Acted’s intervention has contributed to the transformation of stories of struggle into tales of resilience. Mahmoud reflects on the impact Acted have had, stating,
I can see and hear that beneficiaries are really appreciative of the assistance at these difficult times.
The subsequent phase, extending up to now, seven months after the earthquake, underscored Acted’s commitment to provide short-term relief, with a particular emphasis on establishing temporary, emergency solutions. Our efforts aimed at ensuring reliable access to sanitation services and offering support to local authorities in laying the field work for community recovery. The provision of life-saving shelter and NFI assistance remained a priority, including NFI items like hygiene products and baby items.
Nezir, reflecting on the situation, highlighted the importance of preventing the spread of infectious diseases.
Infectious diseases were a real concern, especially in crowded areas. Our intervention made a difference. This has helped keep everyone safer.
In line with the Temporary Settlement Support Sector strategy, Acted’s intervention extended to informal sites where cluster of tents were installed in neighborhoods instead of formal camps or container cities. These informal sites have been struggling with high levels of unmet needs. Acted’s initial aim was to identify existing or damaged infrastructures and services, as well as the challenges and conditions faced by internally displaced persons living in these sites. Acted’s mobile teams are visiting these neighborhoods, identifying urgent needs, referring individuals to the services based on their needs, and monitoring the situation in the neighborhoods to ensure that protection risks are mitigated. Temporary Settlement Support is essential to ensure that access to services is continued, especially during the relocation from informal sites to formal sites.

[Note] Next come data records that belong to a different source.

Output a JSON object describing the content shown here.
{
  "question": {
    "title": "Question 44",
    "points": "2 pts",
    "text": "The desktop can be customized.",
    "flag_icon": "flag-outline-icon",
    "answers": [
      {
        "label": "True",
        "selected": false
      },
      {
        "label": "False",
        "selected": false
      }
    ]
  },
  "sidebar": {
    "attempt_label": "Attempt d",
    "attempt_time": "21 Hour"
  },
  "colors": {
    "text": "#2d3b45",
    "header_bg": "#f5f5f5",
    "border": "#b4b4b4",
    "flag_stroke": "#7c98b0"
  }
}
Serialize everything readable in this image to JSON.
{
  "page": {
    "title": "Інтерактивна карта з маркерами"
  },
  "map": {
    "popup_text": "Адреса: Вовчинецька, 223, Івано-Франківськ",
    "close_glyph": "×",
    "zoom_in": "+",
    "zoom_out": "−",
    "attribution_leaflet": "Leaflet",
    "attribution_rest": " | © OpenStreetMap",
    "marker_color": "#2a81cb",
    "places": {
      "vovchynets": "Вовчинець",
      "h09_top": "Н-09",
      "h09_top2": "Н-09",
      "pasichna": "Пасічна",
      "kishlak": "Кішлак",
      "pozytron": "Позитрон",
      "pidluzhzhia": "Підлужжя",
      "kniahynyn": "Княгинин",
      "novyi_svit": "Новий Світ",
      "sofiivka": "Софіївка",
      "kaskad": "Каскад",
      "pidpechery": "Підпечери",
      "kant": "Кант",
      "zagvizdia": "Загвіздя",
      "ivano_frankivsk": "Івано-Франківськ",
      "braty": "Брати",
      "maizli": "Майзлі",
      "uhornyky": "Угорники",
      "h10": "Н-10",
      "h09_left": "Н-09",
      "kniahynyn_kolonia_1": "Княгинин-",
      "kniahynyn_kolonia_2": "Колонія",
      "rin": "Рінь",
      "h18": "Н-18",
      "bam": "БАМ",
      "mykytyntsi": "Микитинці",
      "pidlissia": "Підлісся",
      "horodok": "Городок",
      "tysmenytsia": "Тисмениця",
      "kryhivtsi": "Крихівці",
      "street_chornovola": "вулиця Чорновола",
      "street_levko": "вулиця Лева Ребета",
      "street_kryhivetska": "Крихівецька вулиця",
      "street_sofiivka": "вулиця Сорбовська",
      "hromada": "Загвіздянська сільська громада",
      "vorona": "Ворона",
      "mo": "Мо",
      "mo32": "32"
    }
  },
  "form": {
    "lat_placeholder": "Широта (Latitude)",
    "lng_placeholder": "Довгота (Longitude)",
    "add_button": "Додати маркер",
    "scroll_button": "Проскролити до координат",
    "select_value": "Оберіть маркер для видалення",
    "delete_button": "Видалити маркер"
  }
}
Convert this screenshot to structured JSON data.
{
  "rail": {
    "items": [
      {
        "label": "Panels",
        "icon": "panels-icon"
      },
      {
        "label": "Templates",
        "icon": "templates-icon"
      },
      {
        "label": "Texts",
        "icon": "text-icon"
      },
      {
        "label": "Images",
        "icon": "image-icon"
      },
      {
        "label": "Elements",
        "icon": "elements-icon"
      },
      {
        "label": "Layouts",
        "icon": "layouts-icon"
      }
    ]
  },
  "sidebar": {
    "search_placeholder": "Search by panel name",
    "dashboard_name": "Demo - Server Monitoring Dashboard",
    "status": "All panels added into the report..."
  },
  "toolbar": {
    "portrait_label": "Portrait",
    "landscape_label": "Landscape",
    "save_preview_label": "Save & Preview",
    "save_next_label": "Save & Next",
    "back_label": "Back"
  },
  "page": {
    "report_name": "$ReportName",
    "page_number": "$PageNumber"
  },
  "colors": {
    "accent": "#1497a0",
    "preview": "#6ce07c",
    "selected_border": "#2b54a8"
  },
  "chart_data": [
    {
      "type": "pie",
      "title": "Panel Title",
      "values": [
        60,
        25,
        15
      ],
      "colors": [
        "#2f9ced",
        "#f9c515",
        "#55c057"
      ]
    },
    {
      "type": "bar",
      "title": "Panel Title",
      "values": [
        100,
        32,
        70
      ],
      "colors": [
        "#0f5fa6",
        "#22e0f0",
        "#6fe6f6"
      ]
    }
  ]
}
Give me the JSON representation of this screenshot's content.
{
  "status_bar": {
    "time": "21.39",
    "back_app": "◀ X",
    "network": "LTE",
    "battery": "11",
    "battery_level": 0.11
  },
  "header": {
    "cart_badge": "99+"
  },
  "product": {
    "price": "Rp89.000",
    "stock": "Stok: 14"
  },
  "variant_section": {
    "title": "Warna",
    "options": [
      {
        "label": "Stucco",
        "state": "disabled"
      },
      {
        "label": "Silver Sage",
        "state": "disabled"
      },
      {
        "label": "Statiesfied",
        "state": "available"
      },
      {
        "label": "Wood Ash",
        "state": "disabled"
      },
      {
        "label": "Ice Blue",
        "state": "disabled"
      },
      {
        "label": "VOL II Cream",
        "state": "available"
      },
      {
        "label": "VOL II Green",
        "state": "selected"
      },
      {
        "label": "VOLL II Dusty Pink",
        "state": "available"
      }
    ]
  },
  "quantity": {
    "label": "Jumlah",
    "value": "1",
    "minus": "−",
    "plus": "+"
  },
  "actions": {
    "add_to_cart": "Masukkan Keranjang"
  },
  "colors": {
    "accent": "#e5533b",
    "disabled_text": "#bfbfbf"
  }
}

The project has provided emergency assistance to earthquake affected individuals. The future holds the necessity of further initiatives and activities that will drive earthquake-affected communities toward sustainable recovery and resilience. Acted’s timely intervention has not only offered immediate relief, but also has set the stage for durable changes and sustainable recovery.